Investors: Contracts, Courts and Caution

Given the current political climate, cautious foreign investors may wonder what remedies are available in the event that their investments are restricted by official measures. Such remedies are a matter of Russian law, although contractual provisions also can be important.


Russian law generally guarantees foreign investors what is called national treatment. Their investments may not be treated any worse than the property of Russian companies or individuals in similar circumstances.


Nevertheless, the law permits exceptions to national treatment and, accordingly, foreign investors may not hold licenses for oil production, own land except possibly in connections with participation in privatization or invest in certain areas like defense production.


On the other hand, investors do enjoy the right to exchange ruble profits into foreign currency, while Russian investors may convert rubles only to import goods.


Russian law guarantees foreign investors the right to expatriate profits and interest earned from investments as well as the proceeds from liquidating investments, after payment of taxes and fees. The standard tax on dividends is 15 percent.


Russian law does not forbid nationalization or requisition of foreign investments; however, it does restrict these procedures and offers foreign investors compensation if they occur. The Law on Foreign Investments provides that only the Supreme Soviet may nationalize such investments and that requisition must occur according to lawful procedures. Compensation based on the actual value of the investments plus interest must be paid promptly in foreign currency and may be expatriated.


Russian courts are not the only recourse for slighted foreign investors. The Law on Foreign Investments permits foreign courts or arbitration to resolve disputes, as well as the Russian enterprises of which they own more than 30 percent, and Russian government agencies and companies.


However, such foreign dispute resolution must be based on an agreement between the foreign and Russian sides, lest Russian courts assert jurisdiction. Only courts in countries with appropriate treaties with the former Soviet Union or Russia may issue decisions that are enforceable in Russian courts. Russia also recognizes arbitration awards from countries that adhere to the New York Convention.

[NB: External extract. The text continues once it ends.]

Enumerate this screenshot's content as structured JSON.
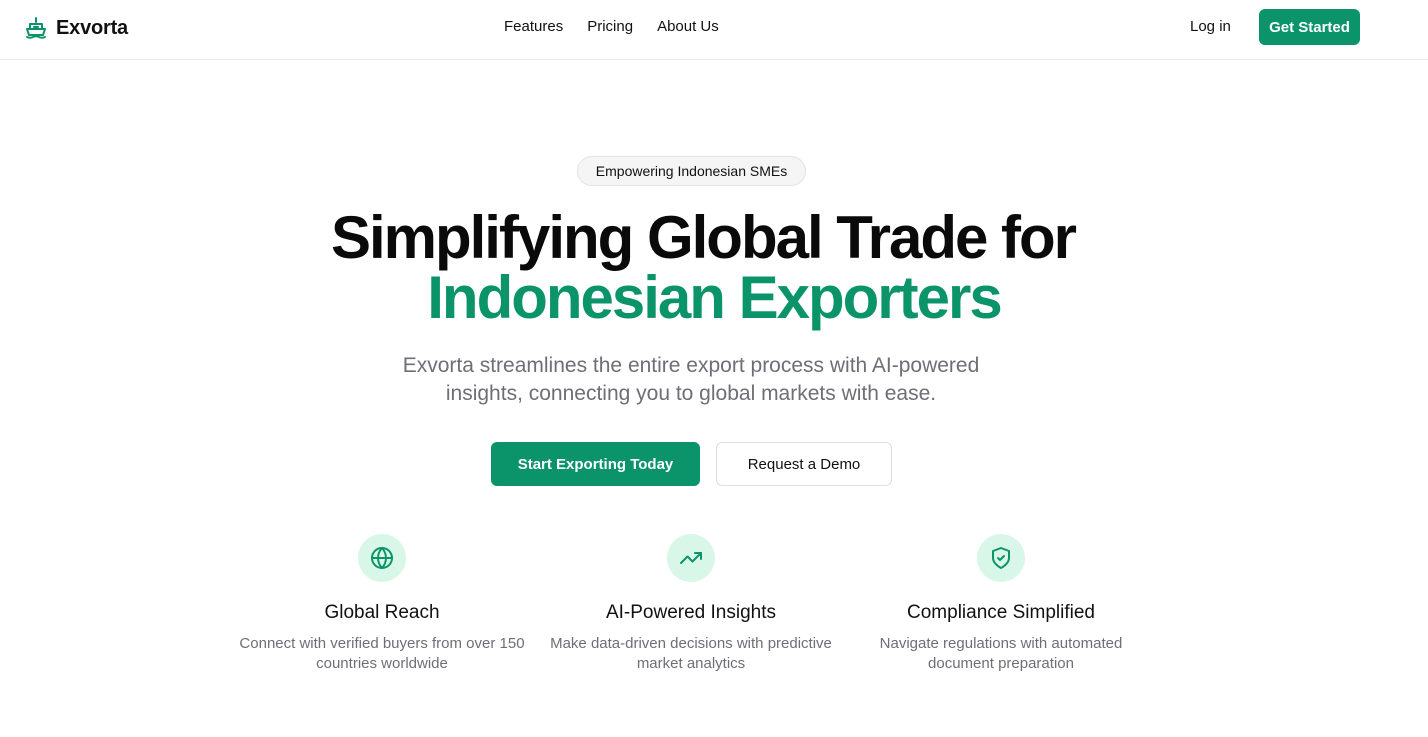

Cautious investments in Russia thus require starting with the right country to invest from, and preparing to finish with arbitration in the right country from which to obtain relief.


Alexander Papachristou of White & Case has practiced law in Moscow for more than four years.